Northern Forest Futures Project

Forest Productivity

[image:] Oak leaf with two acorns.

Maintenance of Productive Capacity of Forest Ecosystems

People rely on forests, directly and indirectly, for a wide range of goods and services. Measures of forest productive capacity are indicators of the ability of forests to sustainably supply goods and services over time. An ongoing focus on maintaining productive capacity of forests can help ensure that the use of forest resources does not impair long term forest productivity even though the goods and services expected from forests may change over time due to social, economic, or technological trends.


Key Findings

  • If harvesting rates observed in the recent past continue into the future, differences in projections of forest conditions in the northern region would be small.
  • Under all projections, the trend of steadily increasing live wood volume that characterized northern forests in the past century would level off from 2010 to 2050; after 2050, volume is projected to decrease if harvesting increases to satisfy demand for bioenergy.
  • The levels of increased biomass harvesting for energy assumed in three scenarios appear to be too large to be sustainable through 2060; lower levels of harvesting for energy or projections that include wood-energy plantations could have different outcomes.
  • Forest area by age class is concentrated in the 40- to 80-year age category, resulting in a lack of structural forest diversity that would take decades to alter.
  • Under all projections for the North, the area of the maple-beech-birch forest-type group would increase and the area of nearly all other forest-type groups would decrease; projections are mixed for the white-red-jack forest-type group.
  • For the North as a whole, projected forest removals resulting from land-use changes are likely to average about 13 percent of total removals, with the remainder resulting from harvesting; in populous eastern States—including Massachusetts, Maryland, New Jersey, and Rhode Island—removals resulting from land-use changes would be >50 percent in some decades.
  • Under all projections for northern forests, the growth-to-removals ratio would be <1.0 (indicating an unsustainable situation over the long term) from 2035 to 2055; by 2060, the ratio would increase to 1.2 if harvesting rates observed in the recent past (2003 to 2008) continue into the future.
  • The large increases in harvesting northern forests required to satisfy a robust demand for bioenergy would not be sustainable over the long term because it would result in decreasing forest volume after 2050; this does not suggest that lower rates of bioenergy harvesting would be unsustainable.
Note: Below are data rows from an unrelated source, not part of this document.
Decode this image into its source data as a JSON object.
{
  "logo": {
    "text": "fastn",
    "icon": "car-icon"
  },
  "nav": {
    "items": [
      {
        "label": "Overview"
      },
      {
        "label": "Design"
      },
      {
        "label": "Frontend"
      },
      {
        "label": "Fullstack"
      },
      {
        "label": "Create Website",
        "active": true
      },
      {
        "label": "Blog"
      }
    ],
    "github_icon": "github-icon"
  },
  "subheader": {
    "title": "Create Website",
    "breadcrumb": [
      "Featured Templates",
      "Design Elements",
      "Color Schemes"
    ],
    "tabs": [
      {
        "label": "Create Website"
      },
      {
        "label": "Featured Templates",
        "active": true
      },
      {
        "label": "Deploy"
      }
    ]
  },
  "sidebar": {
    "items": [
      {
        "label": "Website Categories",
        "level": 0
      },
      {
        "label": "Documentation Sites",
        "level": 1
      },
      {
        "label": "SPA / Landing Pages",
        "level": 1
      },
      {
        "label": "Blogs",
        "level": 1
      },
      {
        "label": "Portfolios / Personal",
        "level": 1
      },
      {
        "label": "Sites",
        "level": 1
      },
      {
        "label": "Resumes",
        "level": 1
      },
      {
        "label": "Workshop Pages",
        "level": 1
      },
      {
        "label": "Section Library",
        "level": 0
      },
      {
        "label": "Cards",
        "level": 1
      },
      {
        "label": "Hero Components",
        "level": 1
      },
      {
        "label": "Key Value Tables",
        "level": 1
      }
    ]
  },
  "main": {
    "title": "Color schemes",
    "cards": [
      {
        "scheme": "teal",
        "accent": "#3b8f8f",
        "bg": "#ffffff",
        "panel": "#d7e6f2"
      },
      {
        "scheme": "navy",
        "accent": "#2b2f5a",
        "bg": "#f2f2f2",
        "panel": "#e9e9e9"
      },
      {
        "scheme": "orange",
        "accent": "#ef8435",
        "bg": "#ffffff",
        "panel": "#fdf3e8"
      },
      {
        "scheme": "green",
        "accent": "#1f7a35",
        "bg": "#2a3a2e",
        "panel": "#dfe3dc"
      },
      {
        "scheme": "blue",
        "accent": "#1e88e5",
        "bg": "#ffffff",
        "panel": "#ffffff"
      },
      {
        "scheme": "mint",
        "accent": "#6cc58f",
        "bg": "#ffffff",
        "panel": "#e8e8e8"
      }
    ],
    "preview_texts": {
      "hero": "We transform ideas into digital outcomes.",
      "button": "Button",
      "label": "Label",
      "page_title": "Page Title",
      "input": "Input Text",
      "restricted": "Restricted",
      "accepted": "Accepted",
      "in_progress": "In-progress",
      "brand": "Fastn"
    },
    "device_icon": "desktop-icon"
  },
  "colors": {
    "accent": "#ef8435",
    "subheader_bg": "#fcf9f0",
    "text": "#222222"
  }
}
From Future Forests of the Northern United States, NRS-GTR-151, 2016.

Maps and Figures

Projected annual volume losses resulting from land-use changes in forests of the North, 2010 to 2060, under seven scenarios
Projected annual volume losses resulting from land-use changes in forests of the North, 2010 to 2060, under seven scenarios
Comparison of projected volume losses resulting from harvesting and land-use changes in the North, 2010 to 2060
Comparison of projected volume losses resulting from harvesting and land-use changes in the North, 2010 to 2060, under scenario A2-C that assumes high greenhouse gas emissions, large gains in population and energy consumption, moderate gains in income, and a continuation of recently observed harvest rates.

For additional detail, see Criterion 2: Maintenance of Productive Capacity of Forest Ecosystems in the Future Forests of the Northern United States.